    you are writing for and provide the level of detail appropriate to their needs. Make sure you have scoped your project
    sufficiently and that you clearly address the problem that you have identified.  
 
  • How do I scope my business case?
    You should set the scope very early in the business case, relating it very precisely to the problem that you are trying to solve.
    Setting the scope is essential to establish the cost parameters associated with your proposal. You may find it useful to 
    draft an 'in-scope' and 'out-of-scope' list and reproduce an extract of that in your business case. You should be prepared to    
    briefly justify any 'out-of-scope' activities and comment on how these will be/are being addressed in other organisiationl
    activities. 
    It is essential to specify the time period which your proposal will address: it could be a short, one off task or a longer 
    series of activities which span multiple collections. You need to establish whether this is a 'capital' project - ie one off 
    with a fixed completion point - or a 'revenue' activity which will be ongoing and indefinite.  You might illustrate it with a
    workflow diagram. How long before the funding and resource you request will run out?
  • How much detail about tools and skills should be included?
    Provide enough detail so that the costs can be justified. If you have done a pilot project, you will already know the 
    sorts of tools and skills you need and can refer to that project in the business case. 
    Some things you might need to consider:
    Tools for impact assessment- how will we know if the project has been a success/what it's impact has been?
    Engagement: is there a need to engage certain stakeholders? What tools could we use to do this?
    Measurement: how  do we know if the project is progressing as planned?
    Do we need to develop new tools or are suitable off-the shelf options available?
    What tools will be used to monitor risk? 
    
  • How do you gather feedback?
    A decent stakeholder analysis should be the starting point for this. Once you havev identified your stakeholders you can work
    out the best ways to gather feedbakc from them.

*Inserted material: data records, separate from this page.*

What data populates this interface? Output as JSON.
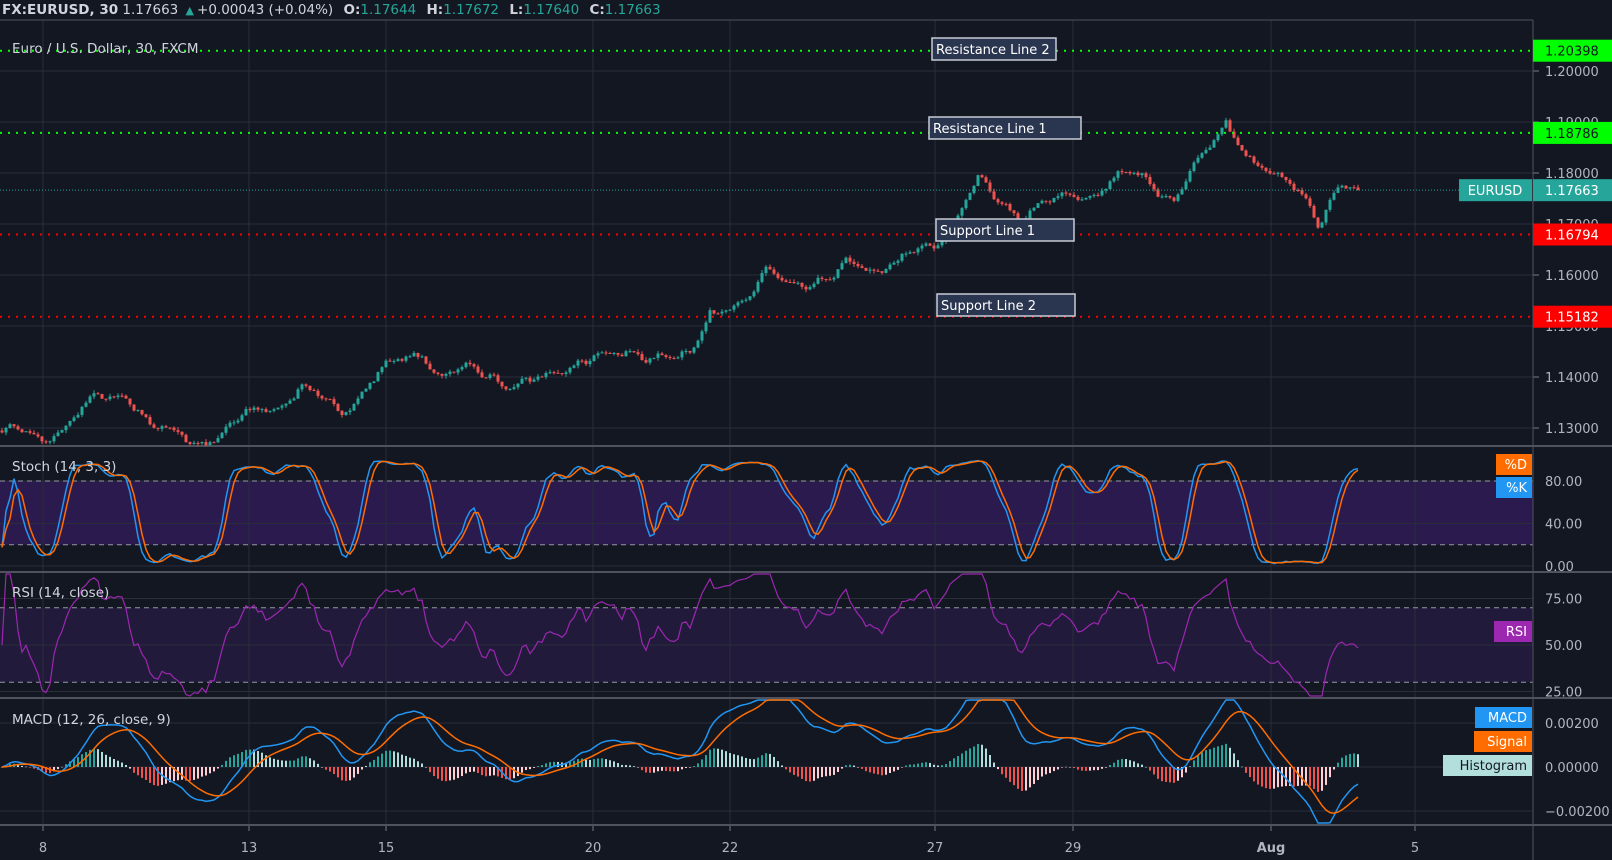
{
  "header": {
    "symbol": "FX:EURUSD, 30",
    "last": "1.17663",
    "change": "+0.00043 (+0.04%)",
    "o_label": "O:",
    "o_value": "1.17644",
    "h_label": "H:",
    "h_value": "1.17672",
    "l_label": "L:",
    "l_value": "1.17640",
    "c_label": "C:",
    "c_value": "1.17663"
  },
  "colors": {
    "background": "#131722",
    "grid": "#2a2e39",
    "up": "#26a69a",
    "down": "#ef5350",
    "resistance": "#00ff00",
    "support": "#ff0000",
    "k": "#2196f3",
    "d": "#ff6d00",
    "rsi": "#9c27b0"
  },
  "chart_data": {
    "type": "candlestick",
    "title": "Euro / U.S. Dollar, 30, FXCM",
    "symbol_tag": "EURUSD",
    "last_price": 1.17663,
    "last_price_label": "1.17663",
    "price_anchors": [
      [
        0,
        1.1295
      ],
      [
        10,
        1.128
      ],
      [
        23,
        1.135
      ],
      [
        31,
        1.137
      ],
      [
        38,
        1.13
      ],
      [
        49,
        1.127
      ],
      [
        59,
        1.131
      ],
      [
        75,
        1.138
      ],
      [
        85,
        1.133
      ],
      [
        95,
        1.141
      ],
      [
        105,
        1.145
      ],
      [
        110,
        1.141
      ],
      [
        123,
        1.141
      ],
      [
        128,
        1.138
      ],
      [
        136,
        1.139
      ],
      [
        144,
        1.144
      ],
      [
        154,
        1.144
      ],
      [
        164,
        1.145
      ],
      [
        172,
        1.143
      ],
      [
        177,
        1.153
      ],
      [
        188,
        1.156
      ],
      [
        191,
        1.16
      ],
      [
        206,
        1.158
      ],
      [
        211,
        1.162
      ],
      [
        224,
        1.162
      ],
      [
        234,
        1.167
      ],
      [
        244,
        1.178
      ],
      [
        254,
        1.172
      ],
      [
        267,
        1.175
      ],
      [
        283,
        1.18
      ],
      [
        293,
        1.175
      ],
      [
        306,
        1.19
      ],
      [
        314,
        1.181
      ],
      [
        326,
        1.176
      ],
      [
        329,
        1.171
      ],
      [
        334,
        1.177
      ],
      [
        339,
        1.17663
      ]
    ],
    "ylim": [
      1.1265,
      1.2075
    ],
    "y_ticks": [
      "1.20000",
      "1.19000",
      "1.18000",
      "1.17000",
      "1.16000",
      "1.15000",
      "1.14000",
      "1.13000"
    ],
    "y_tick_values": [
      1.2,
      1.19,
      1.18,
      1.17,
      1.16,
      1.15,
      1.14,
      1.13
    ],
    "x_ticks": [
      "8",
      "13",
      "15",
      "20",
      "22",
      "27",
      "29",
      "Aug",
      "5"
    ],
    "horizontal_lines": [
      {
        "name": "Resistance Line 2",
        "price": 1.20398,
        "label": "1.20398",
        "kind": "resistance"
      },
      {
        "name": "Resistance Line 1",
        "price": 1.18786,
        "label": "1.18786",
        "kind": "resistance"
      },
      {
        "name": "Support Line 1",
        "price": 1.16794,
        "label": "1.16794",
        "kind": "support"
      },
      {
        "name": "Support Line 2",
        "price": 1.15182,
        "label": "1.15182",
        "kind": "support"
      }
    ],
    "stoch": {
      "title": "Stoch (14, 3, 3)",
      "params": [
        14,
        3,
        3
      ],
      "band": [
        20,
        80
      ],
      "ticks": [
        "80.00",
        "40.00",
        "0.00"
      ],
      "tick_values": [
        80,
        40,
        0
      ],
      "legend": [
        "%D",
        "%K"
      ]
    },
    "rsi": {
      "title": "RSI (14, close)",
      "period": 14,
      "band": [
        30,
        70
      ],
      "ticks": [
        "75.00",
        "50.00",
        "25.00"
      ],
      "tick_values": [
        75,
        50,
        25
      ],
      "legend": "RSI"
    },
    "macd": {
      "title": "MACD (12, 26, close, 9)",
      "params": [
        12,
        26,
        9
      ],
      "ticks": [
        "0.00200",
        "0.00000",
        "−0.00200"
      ],
      "tick_values": [
        0.002,
        0,
        -0.002
      ],
      "legend": [
        "MACD",
        "Signal",
        "Histogram"
      ]
    }
  }
}
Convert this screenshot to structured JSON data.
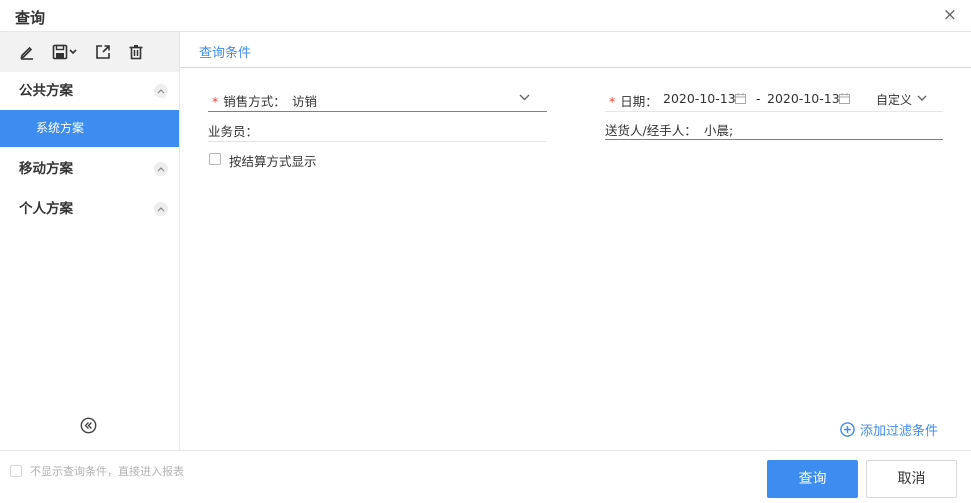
{
  "dialog": {
    "title": "查询",
    "close_glyph": "×"
  },
  "sidebar": {
    "toolbar": [
      "edit-icon",
      "save-icon",
      "export-icon",
      "trash-icon"
    ],
    "groups": [
      {
        "label": "公共方案",
        "items": [
          {
            "label": "系统方案",
            "selected": true
          }
        ]
      },
      {
        "label": "移动方案",
        "items": []
      },
      {
        "label": "个人方案",
        "items": []
      }
    ]
  },
  "main": {
    "tab": "查询条件",
    "fields": {
      "sales_method": {
        "label": "销售方式：",
        "required": true,
        "value": "访销"
      },
      "date": {
        "label": "日期：",
        "required": true,
        "start": "2020-10-13",
        "separator": "-",
        "end": "2020-10-13",
        "range": "自定义"
      },
      "salesman": {
        "label": "业务员：",
        "value": ""
      },
      "handler": {
        "label": "送货人/经手人：",
        "value": "小晨;"
      },
      "settle_display": {
        "label": "按结算方式显示",
        "checked": false
      }
    },
    "add_filter": "添加过滤条件"
  },
  "footer": {
    "skip_label": "不显示查询条件，直接进入报表",
    "query_button": "查询",
    "cancel_button": "取消"
  },
  "colors": {
    "accent": "#3d8cf0",
    "required": "#f04134",
    "toolbar_bg": "#f2f2f2"
  }
}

Depending on the type of project you are making the case for you may be
    able to insert ways to gain feedback from the system you will implement.
  • What are the rights issues?
    Here's a useful place to start: http://dx.doi.org/10.7207/twr12-02  - Andrew Charlesworth's technology watch report for 
    the DPC on Intellectual Property Rights and Preservation
  • How will it be reused (policy question)?
    It's important to think about how the implementation of you project might impact the policies in place within you institution.
    If your instituion has a policy in place supporting the reuse of data then identify how your project supports this and how
    existing policies may need to reflect new workflows.